--- RECORD EXTRACTS ---

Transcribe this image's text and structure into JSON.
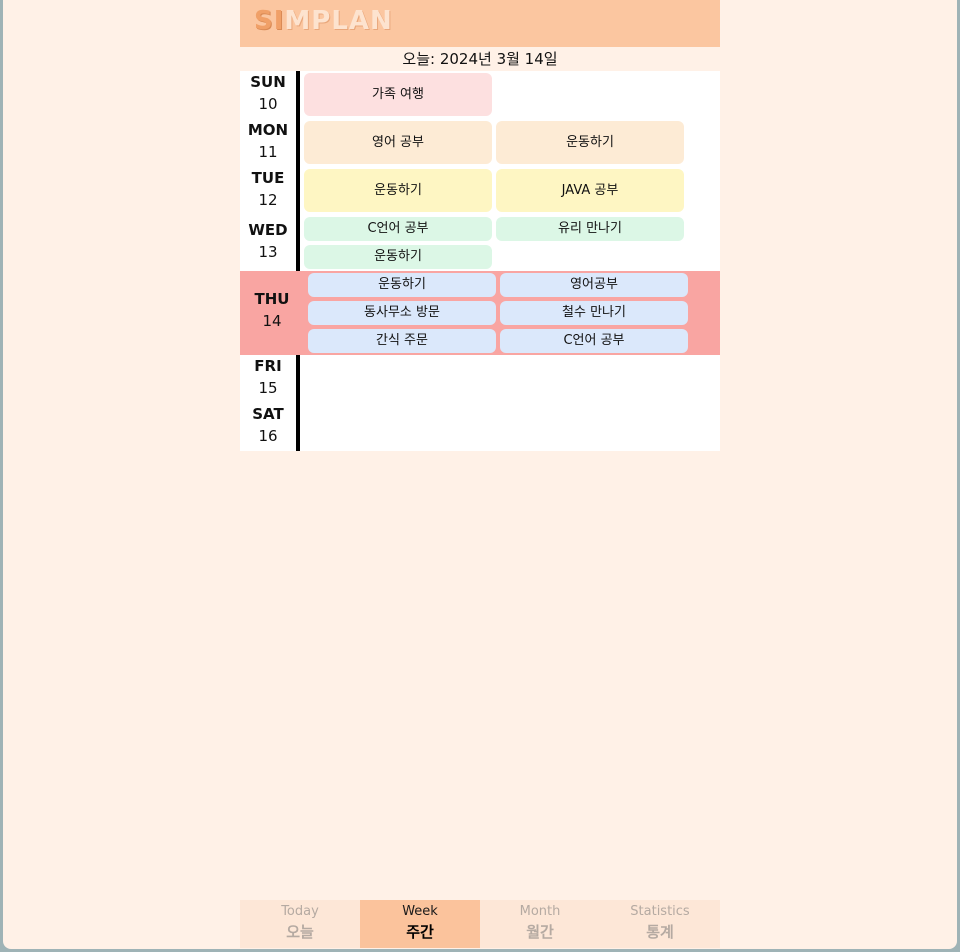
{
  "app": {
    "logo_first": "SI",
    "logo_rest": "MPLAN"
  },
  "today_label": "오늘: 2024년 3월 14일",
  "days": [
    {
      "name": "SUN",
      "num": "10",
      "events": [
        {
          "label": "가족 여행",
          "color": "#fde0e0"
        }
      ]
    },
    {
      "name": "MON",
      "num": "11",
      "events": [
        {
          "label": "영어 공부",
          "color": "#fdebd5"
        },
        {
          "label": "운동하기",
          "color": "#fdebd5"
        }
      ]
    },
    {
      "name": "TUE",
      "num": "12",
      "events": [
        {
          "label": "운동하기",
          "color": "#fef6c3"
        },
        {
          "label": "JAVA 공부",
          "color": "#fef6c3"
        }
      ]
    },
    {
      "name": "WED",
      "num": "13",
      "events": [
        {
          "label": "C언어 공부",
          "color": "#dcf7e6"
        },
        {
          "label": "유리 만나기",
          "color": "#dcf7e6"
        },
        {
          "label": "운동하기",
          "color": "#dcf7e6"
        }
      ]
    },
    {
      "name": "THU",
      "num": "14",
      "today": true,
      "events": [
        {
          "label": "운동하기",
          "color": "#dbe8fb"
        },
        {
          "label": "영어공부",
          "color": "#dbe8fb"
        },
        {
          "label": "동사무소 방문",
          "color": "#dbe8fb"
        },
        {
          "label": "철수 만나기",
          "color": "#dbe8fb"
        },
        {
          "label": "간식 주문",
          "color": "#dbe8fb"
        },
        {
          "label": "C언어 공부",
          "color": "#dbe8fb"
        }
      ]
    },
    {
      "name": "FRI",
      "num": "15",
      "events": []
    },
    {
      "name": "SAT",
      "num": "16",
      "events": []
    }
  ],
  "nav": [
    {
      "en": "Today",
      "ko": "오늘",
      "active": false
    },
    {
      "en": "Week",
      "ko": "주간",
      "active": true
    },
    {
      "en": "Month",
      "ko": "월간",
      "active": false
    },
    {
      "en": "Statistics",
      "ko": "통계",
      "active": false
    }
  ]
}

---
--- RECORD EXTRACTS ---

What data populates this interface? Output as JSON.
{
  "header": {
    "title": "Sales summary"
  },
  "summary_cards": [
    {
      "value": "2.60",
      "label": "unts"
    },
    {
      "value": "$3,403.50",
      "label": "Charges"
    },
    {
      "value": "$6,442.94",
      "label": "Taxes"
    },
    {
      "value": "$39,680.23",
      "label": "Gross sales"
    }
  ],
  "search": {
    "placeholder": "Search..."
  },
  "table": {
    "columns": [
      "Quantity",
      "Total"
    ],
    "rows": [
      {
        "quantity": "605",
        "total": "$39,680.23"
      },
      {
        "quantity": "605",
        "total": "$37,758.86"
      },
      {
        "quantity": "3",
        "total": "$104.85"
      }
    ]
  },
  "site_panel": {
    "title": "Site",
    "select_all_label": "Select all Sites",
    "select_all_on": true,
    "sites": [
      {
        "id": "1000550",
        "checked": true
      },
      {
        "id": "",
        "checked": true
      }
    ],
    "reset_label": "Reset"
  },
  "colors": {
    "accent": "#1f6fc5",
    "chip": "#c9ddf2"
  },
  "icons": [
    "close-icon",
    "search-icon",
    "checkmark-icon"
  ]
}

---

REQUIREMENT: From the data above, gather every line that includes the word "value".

ANSWER TO THIS EXERCISE:
      "value": "2.60",
      "value": "$3,403.50",
      "value": "$6,442.94",
      "value": "$39,680.23",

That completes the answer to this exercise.